would that mean that DHT derived compounds would be likely to cause hairloss when used…like anadrol, winstrol, masteron enth, primo, proviron…
It depends on the individual compound. I’d certainly concur on mast, from personal experience. But simply having a DHT base doesn’t mean you’re going to lose handfuls of hair. Additionally, there are many AAS that are metabolized after the fact… i.e. in the body by 5AR, leading to strong DHT derivatives, hence the reason some peeps use 5AR-inhibitors.
True. It would seem most likely that DHT derived compounds retain the higher affinity for the AR that the parent molecule has, but this cannot be directly tested via assays due to legal status and a lack of demand in the research field. Also there are other questions at hand–for instance some class 1 steroids (AR binding) seem not as bad in terms of hair loss as others, despite maybe having a higher binding affinity for the AR than their competitors. Further, although the AR may be very important it is surely not the only pathway involved in determining hair loss.
However, I felt it was an interesting study because for the most part the biochemical mechanisms/pathways to hair loss are incompletely understood, and BBer’s can run into trouble with all the exogenous hormones they might decide to use.
More importantly, though, this means you have another avenue for protecting your hair if you are prone to hair loss and decide to use AAS.
- inhibit the production of DHT in the scalp–finasteride and dutasteride do this. However, unless you are using a topical formulation of the drugs (and I am not aware of whether their bioavailability or effectiveness through topical formulations is any good), you will be taking the drugs orally, suppressing DHT production system wide.
This is usually what is done by BBers, although this can lead to a separate set of problems (albeit not very likely).
Also this does NOT do anything to stop the metabolites of of non-testosterone derived steroids from doing their thing on the AR, and it does not stop the action of DHT once it is produced.

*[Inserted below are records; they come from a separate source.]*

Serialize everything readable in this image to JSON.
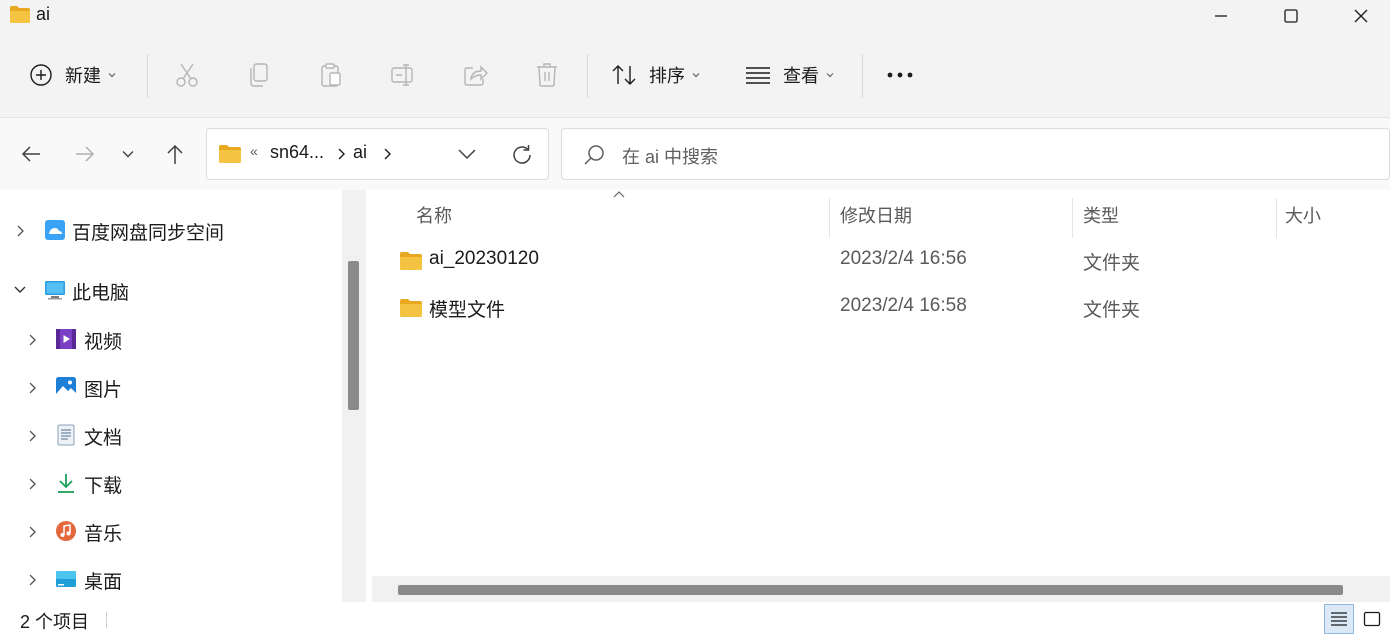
{
  "window": {
    "title": "ai",
    "minimize_icon": "minimize-icon",
    "maximize_icon": "maximize-icon",
    "close_icon": "close-icon"
  },
  "toolbar": {
    "new_label": "新建",
    "sort_label": "排序",
    "view_label": "查看",
    "more_icon": "more-icon",
    "disabled_actions": [
      "cut-icon",
      "copy-icon",
      "paste-icon",
      "rename-icon",
      "share-icon",
      "delete-icon"
    ]
  },
  "address": {
    "overflow": "«",
    "segments": [
      "sn64...",
      "ai"
    ],
    "separator": "›"
  },
  "search": {
    "placeholder": "在 ai 中搜索"
  },
  "nav": {
    "items": [
      {
        "label": "百度网盘同步空间",
        "icon": "baidu-netdisk-icon",
        "level": 0,
        "expanded": false
      },
      {
        "label": "此电脑",
        "icon": "this-pc-icon",
        "level": 0,
        "expanded": true
      },
      {
        "label": "视频",
        "icon": "videos-icon",
        "level": 1,
        "expanded": false
      },
      {
        "label": "图片",
        "icon": "pictures-icon",
        "level": 1,
        "expanded": false
      },
      {
        "label": "文档",
        "icon": "documents-icon",
        "level": 1,
        "expanded": false
      },
      {
        "label": "下载",
        "icon": "downloads-icon",
        "level": 1,
        "expanded": false
      },
      {
        "label": "音乐",
        "icon": "music-icon",
        "level": 1,
        "expanded": false
      },
      {
        "label": "桌面",
        "icon": "desktop-icon",
        "level": 1,
        "expanded": false
      }
    ]
  },
  "columns": {
    "name": "名称",
    "date": "修改日期",
    "type": "类型",
    "size": "大小"
  },
  "files": [
    {
      "name": "ai_20230120",
      "date": "2023/2/4 16:56",
      "type": "文件夹"
    },
    {
      "name": "模型文件",
      "date": "2023/2/4 16:58",
      "type": "文件夹"
    }
  ],
  "status": {
    "count": "2 个项目"
  },
  "colors": {
    "folder": "#f5c342",
    "accent": "#0067c0",
    "chrome": "#f3f3f3"
  }
}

- You can block the binding of compounds (not just DHT) to the AR in the scalp itself. This can be done by using a competitive inhibitor, an anti-androgen, in a topical formula. I would [u]NEVER[/u] use an oral formula unless you were being treated for cancer under personal doctor supervision. You don’t want the AR inhibited system wide. Spironolactone is the most widely available anti-androgen. I am sure somewhere somebody has made a topical preparation.
Bicalutamide and flutamide may also be available, but they carry in general more incidence of side effects when used orally, and flutamide is recommended against. I have no knowledge of bicalutamide, but it is supposed to have less incidence of sides. In addition bicalutamide is supposed to accelerate the actual degradation of the AR itself besides inhibiting binding of compounds to the receptor.
- You can increase blood flow to the scalp. Minodixil (that’s Rogaine) does this and a few other compounds do this. There are probably other effects, as minoxidil’s mechanism is not known but is believed to maybe act directly on the hair follicle itself. It is, however, known that the compound is a vasodilator. It has a topical availability of approximately 1.5% according to some sources I’ve seen, so any topical formulation must contain a large excess of the drug in order to ensure saturation.